Could universal breast cancer screening be coming to Hong Kong? Leader Carrie Lam hints at policy change
City’s first woman chief executive says government collecting data to assess the need for population-wide mammography programme
In what appears to be a shift of the government’s position on breast cancer screening, Hong Kong leader Carrie Lam Cheng Yuet-ngor has revealed that officials will explore whether a population-wide mammography programme is needed to fight the city’s most common cancer in women.
Lam, Hong Kong’s first woman chief executive, said the government was collecting data to assess the need.
Breast cancer claimed the lives of 702 Hong Kong women in 2016, up from 637 in 2015.
The chief executive touched on the topic on Thursday as the city marked International Women’s Day. She addressed guests at a ceremony to open a new breast health centre in Wong Tai Sin with the Hong Kong Breast Cancer Foundation.
“There is a need for the government and the medical sector to conduct more research and collect more data, in order to explore whether it is appropriate to implement universal breast cancer screening for asymptomatic women or those at average risk,” Lam said.
But she did not elaborate or make any commitment to such a scheme. Her words however did signal a slight shift in the government’s stance on the issue. At present only women with an increased risk of breast cancer are recommended for a mammogram.
Officials have maintained there is insufficient evidence to recommend universal screening. The issue remains a subject of debate in Western countries after some studies found mass screening could lead to unnecessary surgery or treatment, and others found only a slight drop in the mortality rate.
In Hong Kong only the private sector and non-governmental organisations offer breast cancer screening, which can cost a few thousand dollars.
“Before any conclusion is reached, service providers should explain in detail to women the advantages, risks and limitations [of mammography] to allow women to make the best choice,” Lam said.
The Breast Cancer Foundation has been pushing for a population-wide programme, which it says would allow for early detection and treatment.
Chairman Eliza Fok Ho Yi-wah said in an address at Thursday’s ceremony that Singapore, Taiwan and Japan had implemented breast cancer screening programmes.

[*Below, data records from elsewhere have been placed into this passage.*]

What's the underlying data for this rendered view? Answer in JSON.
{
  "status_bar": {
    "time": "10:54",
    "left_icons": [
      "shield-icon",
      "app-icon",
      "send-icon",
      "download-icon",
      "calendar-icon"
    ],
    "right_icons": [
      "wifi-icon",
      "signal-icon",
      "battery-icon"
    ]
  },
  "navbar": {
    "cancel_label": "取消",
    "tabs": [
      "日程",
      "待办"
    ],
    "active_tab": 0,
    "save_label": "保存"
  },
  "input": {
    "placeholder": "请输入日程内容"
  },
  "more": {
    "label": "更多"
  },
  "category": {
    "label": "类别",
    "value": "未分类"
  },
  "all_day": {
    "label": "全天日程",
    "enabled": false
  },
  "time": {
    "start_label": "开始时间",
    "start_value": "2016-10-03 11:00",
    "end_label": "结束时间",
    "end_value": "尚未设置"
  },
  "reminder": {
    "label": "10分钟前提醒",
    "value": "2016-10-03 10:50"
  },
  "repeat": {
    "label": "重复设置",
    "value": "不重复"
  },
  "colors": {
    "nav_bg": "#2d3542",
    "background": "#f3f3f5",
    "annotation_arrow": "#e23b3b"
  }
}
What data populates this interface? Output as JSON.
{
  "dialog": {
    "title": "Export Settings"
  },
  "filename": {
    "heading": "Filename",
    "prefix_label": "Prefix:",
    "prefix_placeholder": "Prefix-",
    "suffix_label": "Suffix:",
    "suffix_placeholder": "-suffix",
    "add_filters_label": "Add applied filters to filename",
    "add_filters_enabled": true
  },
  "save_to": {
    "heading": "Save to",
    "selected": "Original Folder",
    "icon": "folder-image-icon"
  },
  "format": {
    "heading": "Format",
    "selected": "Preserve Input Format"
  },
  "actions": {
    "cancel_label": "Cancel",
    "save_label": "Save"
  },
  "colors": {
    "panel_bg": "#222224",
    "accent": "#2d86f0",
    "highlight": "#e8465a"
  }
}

She cited studies in Taiwan that found universal screening every two years had achieved a 40 per cent reduction in mortality compared with annual clinical breast examinations. Meanwhile, risk-based mammography screening did not seem to be correlated with a “statistically significant mortality reduction”, she said.
Fok herself is a recovering breast cancer patient.
The American Cancer Society states in its guidelines that women aged 45 to 54 should undergo a mammogram every year, and women 55 and older every two years.
Lam said the government attached great importance to the prevention and control of cancer. That had been reflected in initiatives rolled out in her policy address last October to strengthen primary health care, she said.
The latest official figures show the number of new breast cancer cases in 2015 was 3,920. The figure accounted for about 26 per cent of all new cancer cases among women. In 1994 the number of new breast cancer cases was just 1,266.
A total of 21,082 women underwent a mammogram at public hospitals in 2015.